Are you concerned for the future of associate degree education? The threat to associate degree respiratory care is insidious but very real.
The National Association for Associate Degree Respiratory Care (NA2RC) has been monitoring changes in professional accreditation and credentialing, including the recent Commission on Accreditation for Respiratory Care (CoARC) change to deny new associate degree respiratory care programs the opportunity to become accredited.
The new CoARC Entry Standard 1.01 for entry into respiratory care professional practice states that:
“Except as provided in the following sentence, an educational sponsor must be a post-secondary academic institution accredited by a regional or national accrediting agency that is recognized by the U.S. Department of Education (USDE) and must award graduates of the program a baccalaureate or graduate degree upon completion of the program. For associate degree programs that applied for accreditation or were accredited prior to January 1, 2018, an educational sponsor must be a post-secondary academic institution accredited by a regional or national accrediting agency that is recognized by the USDE. These programs may continue to award graduates of the program an associate degree as long as they remain accredited by the CoARC.”
Although associate degree programs are not immediately and directly affected by this change, NA2RC sees this as part of an ongoing pattern promoting degree creep, artificially inflating entry-level requirements for the respiratory care profession.
At the March 2018 NA2RC Conference, Deans, Program Directors, students and organizational representatives heard our strong message opposing the threat to associate degree entry-level. We are preparing and implementing our plan to help others recognize the continuing value associate degree programs bring to our patients, communities, and employers, as well as to the professional respiratory care career pathway. Given recent actions of CoARC and other organizations, we realize that it may soon be necessary to consider more urgent actions, including the creation of an alternative accreditation pathway for associate degree programs.

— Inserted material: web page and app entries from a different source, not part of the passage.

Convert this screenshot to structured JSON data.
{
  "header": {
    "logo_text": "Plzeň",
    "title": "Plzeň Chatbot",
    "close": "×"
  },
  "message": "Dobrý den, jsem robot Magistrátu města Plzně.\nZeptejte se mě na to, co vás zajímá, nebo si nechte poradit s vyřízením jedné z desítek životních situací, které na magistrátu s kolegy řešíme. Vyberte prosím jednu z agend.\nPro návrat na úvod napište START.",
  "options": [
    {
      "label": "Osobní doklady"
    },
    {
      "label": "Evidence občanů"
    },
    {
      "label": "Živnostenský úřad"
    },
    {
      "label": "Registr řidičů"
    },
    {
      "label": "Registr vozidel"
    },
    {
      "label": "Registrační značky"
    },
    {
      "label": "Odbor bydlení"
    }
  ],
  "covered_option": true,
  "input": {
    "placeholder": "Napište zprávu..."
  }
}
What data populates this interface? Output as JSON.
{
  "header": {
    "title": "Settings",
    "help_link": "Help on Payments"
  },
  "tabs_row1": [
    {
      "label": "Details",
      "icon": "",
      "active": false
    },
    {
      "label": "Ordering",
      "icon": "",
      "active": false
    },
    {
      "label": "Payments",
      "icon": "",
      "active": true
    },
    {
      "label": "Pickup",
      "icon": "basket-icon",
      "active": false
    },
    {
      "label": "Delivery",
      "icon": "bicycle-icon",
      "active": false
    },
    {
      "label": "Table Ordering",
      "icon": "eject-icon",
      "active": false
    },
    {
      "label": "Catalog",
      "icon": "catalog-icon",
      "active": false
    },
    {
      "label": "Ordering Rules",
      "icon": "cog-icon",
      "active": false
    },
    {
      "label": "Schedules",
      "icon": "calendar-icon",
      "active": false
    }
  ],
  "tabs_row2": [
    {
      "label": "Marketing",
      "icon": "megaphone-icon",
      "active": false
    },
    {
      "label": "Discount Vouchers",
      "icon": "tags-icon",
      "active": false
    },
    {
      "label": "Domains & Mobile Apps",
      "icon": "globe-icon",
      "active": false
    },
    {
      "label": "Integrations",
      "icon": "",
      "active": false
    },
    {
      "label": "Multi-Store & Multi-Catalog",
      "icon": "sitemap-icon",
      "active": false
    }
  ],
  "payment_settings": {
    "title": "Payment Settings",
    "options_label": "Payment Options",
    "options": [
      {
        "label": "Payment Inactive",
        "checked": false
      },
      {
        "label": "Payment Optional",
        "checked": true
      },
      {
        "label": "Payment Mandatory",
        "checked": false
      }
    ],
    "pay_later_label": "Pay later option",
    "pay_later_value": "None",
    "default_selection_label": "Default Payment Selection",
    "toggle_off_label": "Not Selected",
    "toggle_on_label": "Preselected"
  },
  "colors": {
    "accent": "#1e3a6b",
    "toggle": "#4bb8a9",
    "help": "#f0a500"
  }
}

We know that currently 81% of the respiratory care programs in the country are at the associate degree level. We also know that efforts to elevate entry-level respiratory care to baccalaureate level aren’t being driven by employers or by data. It’s time for us to join forces and make our voices heard before any next steps are taken.
Please join our campaign to defend and strengthen associate degree respiratory care. Go to NN2RC.org and join us now! Ask us how you can help spread the word at your institution.
Peggy Davis Spears, MS, RRT
National Association for Associate Degree Respiratory Care (NA2RC/NN2RC)
p.s. Please forward this message to all of your associate degree colleagues, both respiratory care faculty, students, advisory committee members and deans, all who should be concerned about the threat to associate degree entry-level.